The second third was characterized by a bit more nuttiness, kind of a dark roasted peanut actually. Wow! Interestingly, the sweet vanilla came back in this part of the cigar, hiding behind the nuttiness. The chili oil was still there, faintly, tying it all together. Near the end of the second third, a dark butterscotch flavor started to creep in, but never really came to the forefront. It was gone as soon as I noticed it.

Last third, I tasted mostly coffee and cocoa. Just a hint of pastry sweetness, too. Not even a touch of bitterness as I approached the last inch. At the very end of this great smoke, I tasted some raisin along with the coffee.

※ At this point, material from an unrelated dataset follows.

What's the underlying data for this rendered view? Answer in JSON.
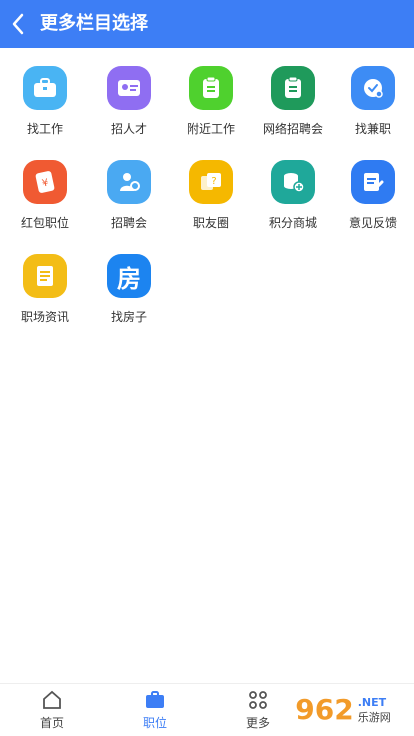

Very good burn right to the end.64DAE348-F62C-456D-829E-8376F17F2DF5.jpeg

No lie, someone down the road was playing “Taps” on a trumpet as I smoked this cigar. They played it several times over, which made me think it was a neighbor rehearsing for a National Cemetery service. It lended well to the reverence I felt, enjoying a cigar that was rolled a few years before even my parents were born, and so shortly after WWII. Not really sure what I expected from a 73-year-old smoke, but it wasn’t this. Quite honestly, I’ve had new cigars from major labels that didn’t compare to this one. I don’t know the story of the company, or the men and women who worked there, but after tasting this cigar I’m wondering what happened to the good people of Rothenberg and Schloss, and what they might’ve given us if they were still around. This cigar was packed to the brim with pretty bold flavors, and I’m glad I took the time to write this. Hope you enjoyed reading about it!
 
Rating - 100%
5   0   0
Joined
Jan 5, 2021
Messages
192
Location
Tennessee
Excellent review on an awesome cigar...I wish I had a palate that sensitive! Even more so, the relationship you described about thinking what was going on in the world at the time that cigar started its journey. That's the way to enjoy a vintage cigar! It's one reason I chose to deal in and collect vintage cigars...there's nothing else like them. I like today's cigars too but a great vintage cigar can't be beat. I will forego any further sales pitching...lol.

172549
 
Last edited:

Boudie

DONOR
Rating - 100%
5   0   0
Joined
Jan 30, 2017
Messages
4,200
My cousin still has grandpa's Fury III garaged from the early 70's. Willing to bet I can find one or two of those lost under a seat or stashed over a visor somewhere.
 
Rating - 0%
0   0   0
Joined
Jan 25, 2022
Messages
43
This is awesome. Wondering what the "heritage" is of this cigar's life before smoking. Was it in a warehouse in downtown Dallas until 1955, finally sold to Milton Berle, went to Marvin Shanken and then in 2011 was sold at an auction to an individual collector.... etc...

Great photos, thanks for sharing.
 
Top